Syracuse’s Common Council unanimously voted to provide City employees with free yoga classes from September 10 to November 5, in an attempt to promote healthy and fit lifestyles.
The program will be taught by Sophie Tashkovski and will last for nine weeks. This is her second time teaching yoga class with city employees, which was an eight-week program that took place last May.
“Mayor Miner and members of her staff had a New Year’s resolution to practice yoga together, and they regularly participated in my Sunday night Yang Yin Class,” Tashkovski said. “When they saw the benefits of regular yoga practice we began talking about how great it would be if more city employees had access to regular yoga classes.”
The class will be offered once a week and is part of a Wellness Program event. The city’s assistant director of Personnel and Labor Relations, Donna Briscoe, said she received encouragement to bring yoga to city employees.
“There was a lot of positive feedback and increased interest from employees. Our hope is that our employees will reap the benefits of yoga—relaxation, increased endurance, stress relief—and engage in other activities as a result,” Briscoe said.
Councilor Nader Maroun said the City Council’s health insurance carrier, ProAct, has funded this program with $1,000.
“This particular yoga offering is only part of a variety of efforts that have been offered in terms of exercise programs and access to diet information,” Maroun said. “So we’re trying to do our part.”
Although the City Hall has not specifically initiated yoga classes outside its own employees, Maroun said he hopes others in Syracuse are encouraged to initiate a similar program.
“The short-term and long-term benefits of it (yoga) are good and so the idea of being a catalyst for others to offer these types of programs is certainly something to be considered,” he said.
This could not only be beneficial to the Syracuse community, but specifically to students in schools, especially since nearly half of students in Onondaga public schools are either overweight or obese, according to a 19 Apr. 2015 Syracuse.com article.
However, Maroun says some initiatives have already been made in the Syracuse school systems. “The city itself through the school district in one way is trying to offer a balanced and healthier diet in our school system,” Maroun said.
Tashkovski said yoga is suited for all levels and is specifically helpful for people working at an office all day.
“Yoga is for everybody and every body,” she said. “Many employees are sitting at desks all day, and yoga helps improve posture as well as calms the nervous system after stressful days at work.”
In addition to these yoga classes, Briscoe, the assistant director, said they have promoted other ways of healthy living by introducing employee sporting events like kickball and basketball, having workshops on disease and stress management, and interacting with the Syracuse community through the J.P. Morgan Corporate Challenge, where approximately 278 companies compete against each other.
“Our goal is to help our employees find some form of activity that will enhance their and their loved ones’ lives.
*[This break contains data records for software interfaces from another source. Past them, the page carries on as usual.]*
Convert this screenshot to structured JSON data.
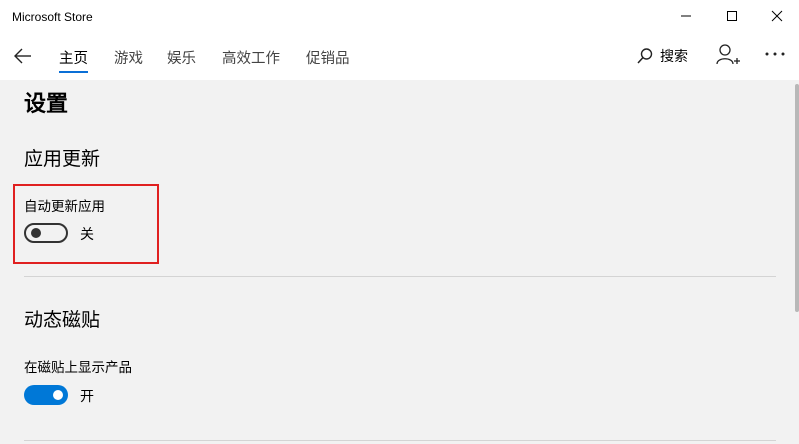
{
  "window": {
    "title": "Microsoft Store",
    "controls": [
      "minimize",
      "maximize",
      "close"
    ]
  },
  "nav": {
    "back_icon": "back-arrow-icon",
    "tabs": [
      {
        "label": "主页",
        "active": true
      },
      {
        "label": "游戏",
        "active": false
      },
      {
        "label": "娱乐",
        "active": false
      },
      {
        "label": "高效工作",
        "active": false
      },
      {
        "label": "促销品",
        "active": false
      }
    ],
    "search_label": "搜索",
    "search_icon": "search-icon",
    "account_icon": "add-account-icon",
    "more_icon": "more-icon"
  },
  "colors": {
    "accent": "#0078d7",
    "highlight_border": "#e02020",
    "background": "#f2f2f2"
  },
  "settings": {
    "page_title": "设置",
    "app_updates": {
      "section_title": "应用更新",
      "auto_update_label": "自动更新应用",
      "auto_update_state": "关",
      "auto_update_on": false
    },
    "live_tiles": {
      "section_title": "动态磁贴",
      "show_products_label": "在磁贴上显示产品",
      "show_products_state": "开",
      "show_products_on": true
    }
  }
}
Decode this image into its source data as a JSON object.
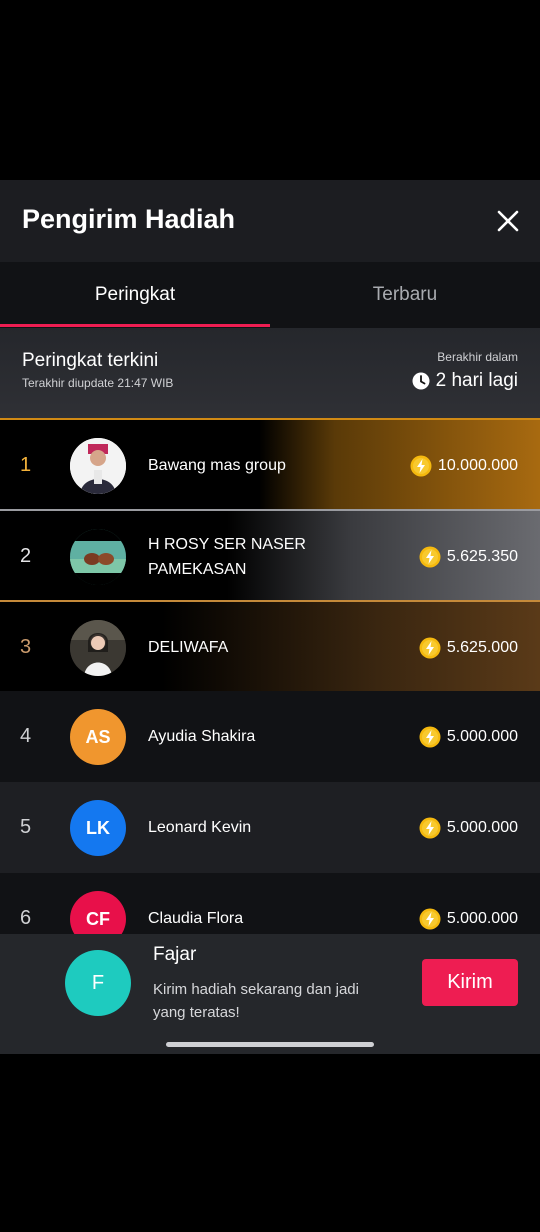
{
  "header": {
    "title": "Pengirim Hadiah",
    "close_icon": "close-icon"
  },
  "tabs": [
    {
      "label": "Peringkat",
      "active": true
    },
    {
      "label": "Terbaru",
      "active": false
    }
  ],
  "summary": {
    "title": "Peringkat terkini",
    "updated": "Terakhir diupdate 21:47 WIB",
    "ends_label": "Berakhir dalam",
    "ends_value": "2 hari lagi",
    "icon": "clock-icon"
  },
  "leaderboard": [
    {
      "rank": "1",
      "name": "Bawang mas group",
      "amount": "10.000.000",
      "avatar_initials": ""
    },
    {
      "rank": "2",
      "name": "H ROSY SER NASER PAMEKASAN",
      "amount": "5.625.350",
      "avatar_initials": ""
    },
    {
      "rank": "3",
      "name": "DELIWAFA",
      "amount": "5.625.000",
      "avatar_initials": ""
    },
    {
      "rank": "4",
      "name": "Ayudia Shakira",
      "amount": "5.000.000",
      "avatar_initials": "AS",
      "avatar_color": "#f0962e"
    },
    {
      "rank": "5",
      "name": "Leonard Kevin",
      "amount": "5.000.000",
      "avatar_initials": "LK",
      "avatar_color": "#1478f0"
    },
    {
      "rank": "6",
      "name": "Claudia Flora",
      "amount": "5.000.000",
      "avatar_initials": "CF",
      "avatar_color": "#e8104a"
    }
  ],
  "coin_icon": "coin-bolt-icon",
  "bottom": {
    "avatar_initial": "F",
    "name": "Fajar",
    "message": "Kirim hadiah sekarang dan jadi yang teratas!",
    "button_label": "Kirim"
  },
  "colors": {
    "accent": "#ee1d52",
    "gold": "#f3b23a",
    "coin": "#f5b90e"
  }
}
Everyone can benefit from healthy lifestyle changes and our goal is to make a difference,” Briscoe said.
But even with the focus on wellness, some say the City Hall program ignores the broader meaning of yoga. Yoga is not solely a physical activity or simply made for people to relax, according to director and instructor of Morningside Yoga Michael Smith. Smith has been a practicing yogi for more than 40 years.
“Yoga is originally the science of mind, really, the whole exercise component evolved much later,” he said. “Now it’s okay to go to yoga and be relaxed—don’t get me wrong—but it’s only a kind of starting place for yoga as far as where you go.” Instead, Smith added yoga is an activity that takes a lifetime to practice.
The idea of a nine-week yoga program is not something Smith appreciates, since he said it only begins to scratch the surface of yoga practice. Smith also expressed some criticism towards the Common Council’s initiative.
“The fact is, they don’t really respect yoga. They think of it as a second-rate fluff on the side and not a serious activity. So I’m not surprised that they’re going to do a 2-month program,” he said.
However, Tashkovski, the program’s instructor, still remains hopeful concerning the benefits of these classes and its impact on the city employees.
“I love leading the City employees through a yoga practice each week,” Tashkovski said. “It is very satisfying to see them grow in their practice and many have told me that they are sleeping better and feeling better with every yoga class they take.”